─── Supplied records

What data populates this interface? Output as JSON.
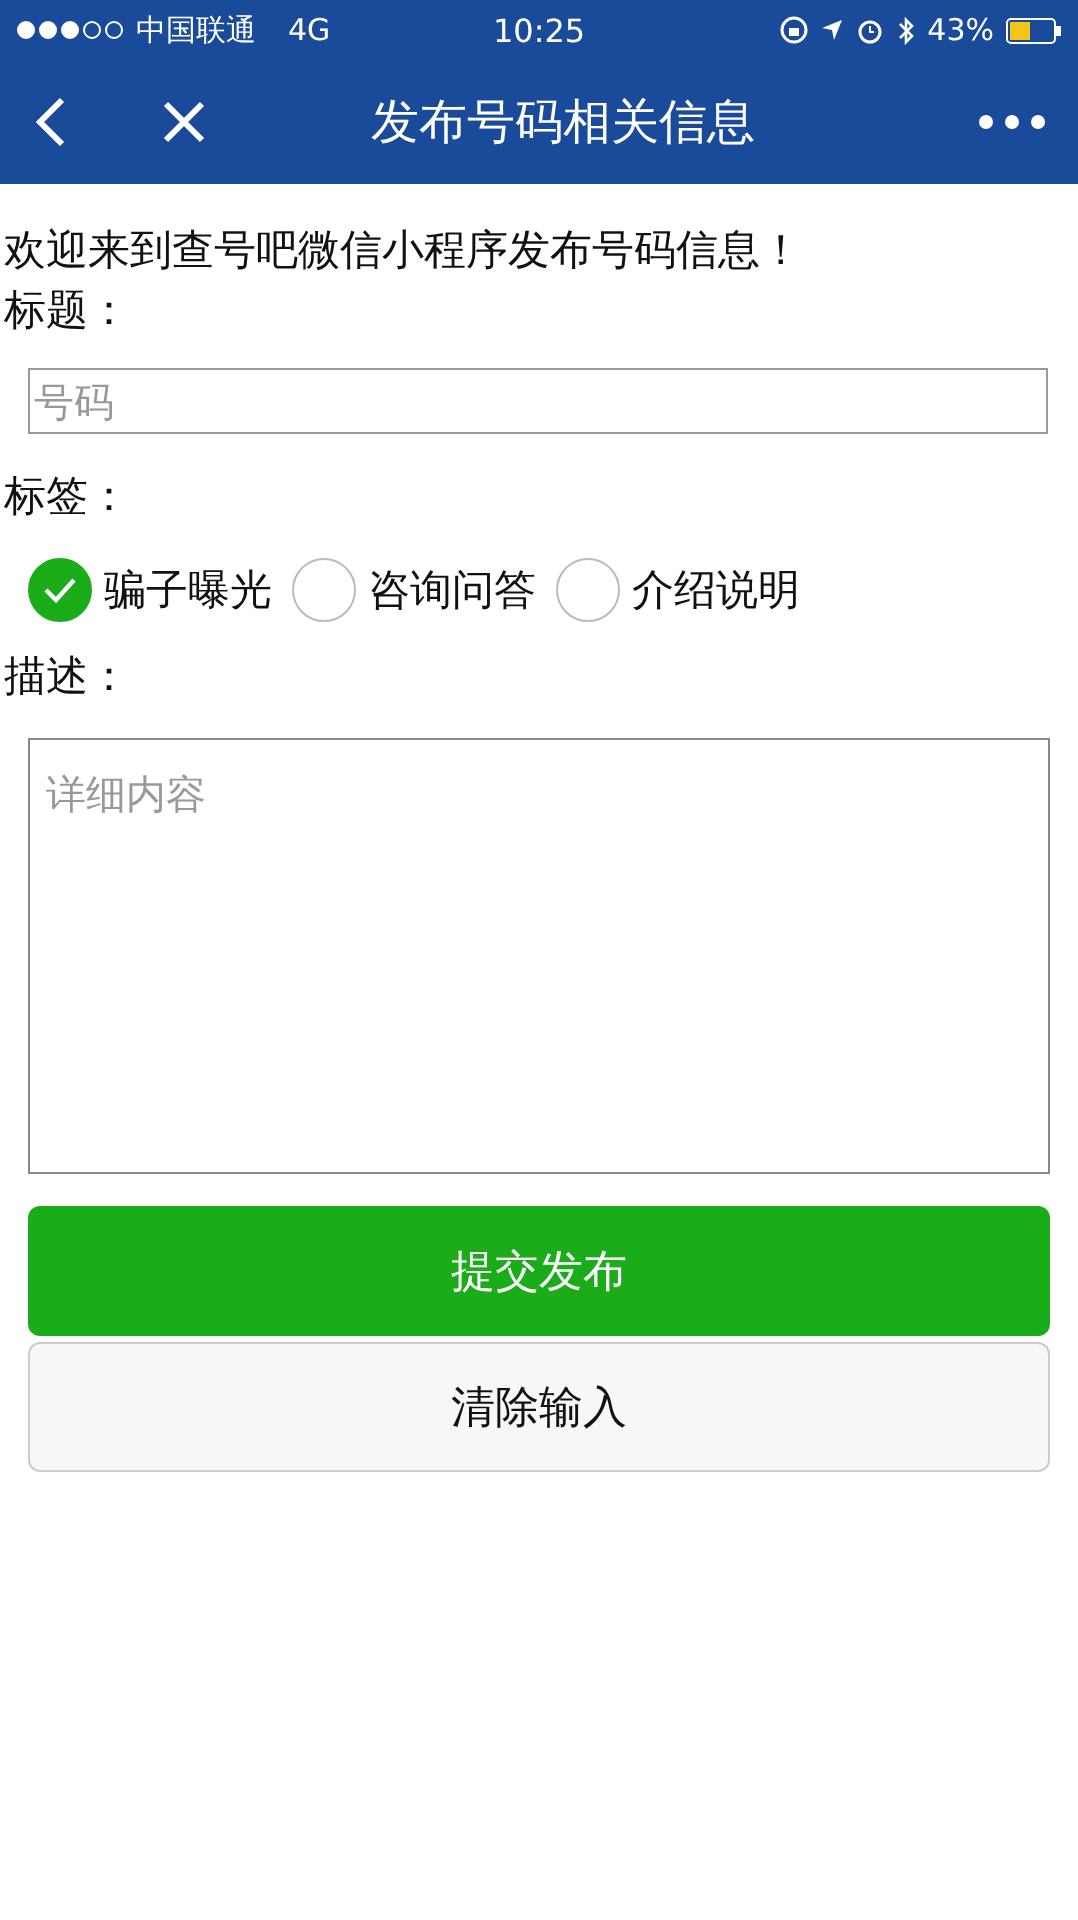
{
  "status_bar": {
    "carrier": "中国联通",
    "network": "4G",
    "time": "10:25",
    "battery": "43%"
  },
  "nav_bar": {
    "title": "发布号码相关信息"
  },
  "welcome": "欢迎来到查号吧微信小程序发布号码信息！",
  "title_label": "标题：",
  "title_field": {
    "placeholder": "号码"
  },
  "tag_label": "标签：",
  "tags": [
    {
      "label": "骗子曝光",
      "selected": true
    },
    {
      "label": "咨询问答",
      "selected": false
    },
    {
      "label": "介绍说明",
      "selected": false
    }
  ],
  "desc_label": "描述：",
  "desc_field": {
    "placeholder": "详细内容"
  },
  "buttons": [
    {
      "label": "提交发布",
      "kind": "primary"
    },
    {
      "label": "清除输入",
      "kind": "default"
    }
  ]
}
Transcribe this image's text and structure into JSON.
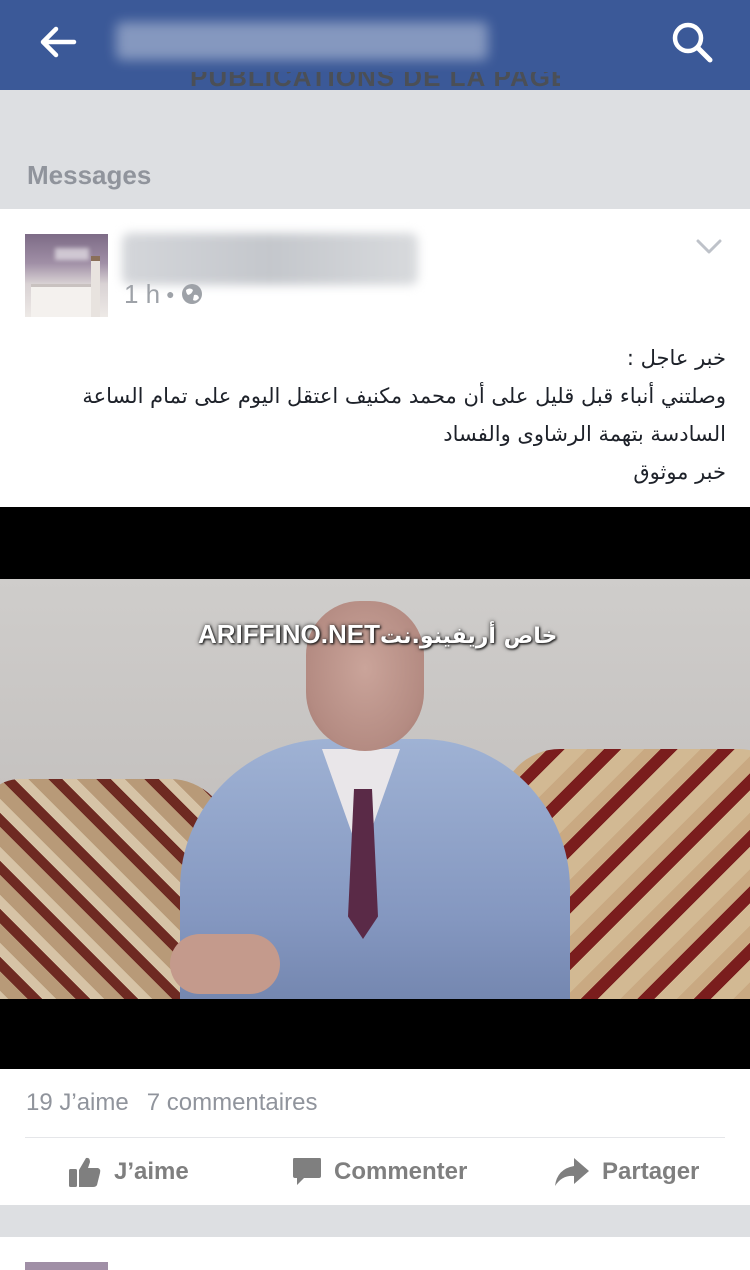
{
  "topbar": {
    "title": "Ya zaman ya zaman",
    "back_icon": "arrow-left-icon",
    "search_icon": "search-icon",
    "bg_color": "#3b5998"
  },
  "page": {
    "cut_header": "PUBLICATIONS DE LA PAGE",
    "section_label": "Messages"
  },
  "post": {
    "author": "Ya zaman ya zaman",
    "time": "1 h",
    "audience_icon": "globe-icon",
    "menu_icon": "chevron-down-icon",
    "lines": [
      "خبر عاجل :",
      "وصلتني أنباء قبل قليل على أن محمد مكنيف اعتقل اليوم على تمام الساعة",
      "السادسة بتهمة الرشاوى والفساد",
      "خبر موثوق"
    ],
    "video": {
      "watermark_latin": "ARIFFINO.NET",
      "watermark_arabic": "خاص أريفينو.نت"
    },
    "likes": "19 J’aime",
    "comments": "7 commentaires",
    "actions": {
      "like": "J’aime",
      "comment": "Commenter",
      "share": "Partager"
    }
  }
}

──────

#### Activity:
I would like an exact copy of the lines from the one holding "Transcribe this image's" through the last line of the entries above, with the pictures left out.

#### Answer for this exercise:
Transcribe this image's text and structure into JSON.
{
  "topbar": {
    "title": "Ya zaman ya zaman",
    "back_icon": "arrow-left-icon",
    "search_icon": "search-icon",
    "bg_color": "#3b5998"
  },
  "page": {
    "cut_header": "PUBLICATIONS DE LA PAGE",
    "section_label": "Messages"
  },
  "post": {
    "author": "Ya zaman ya zaman",
    "time": "1 h",
    "audience_icon": "globe-icon",
    "menu_icon": "chevron-down-icon",
    "lines": [
      "خبر عاجل :",
      "وصلتني أنباء قبل قليل على أن محمد مكنيف اعتقل اليوم على تمام الساعة",
      "السادسة بتهمة الرشاوى والفساد",
      "خبر موثوق"
    ],
    "video": {
      "watermark_latin": "ARIFFINO.NET",
      "watermark_arabic": "خاص أريفينو.نت"
    },
    "likes": "19 J’aime",
    "comments": "7 commentaires",
    "actions": {
      "like": "J’aime",
      "comment": "Commenter",
      "share": "Partager"
    }
  }
}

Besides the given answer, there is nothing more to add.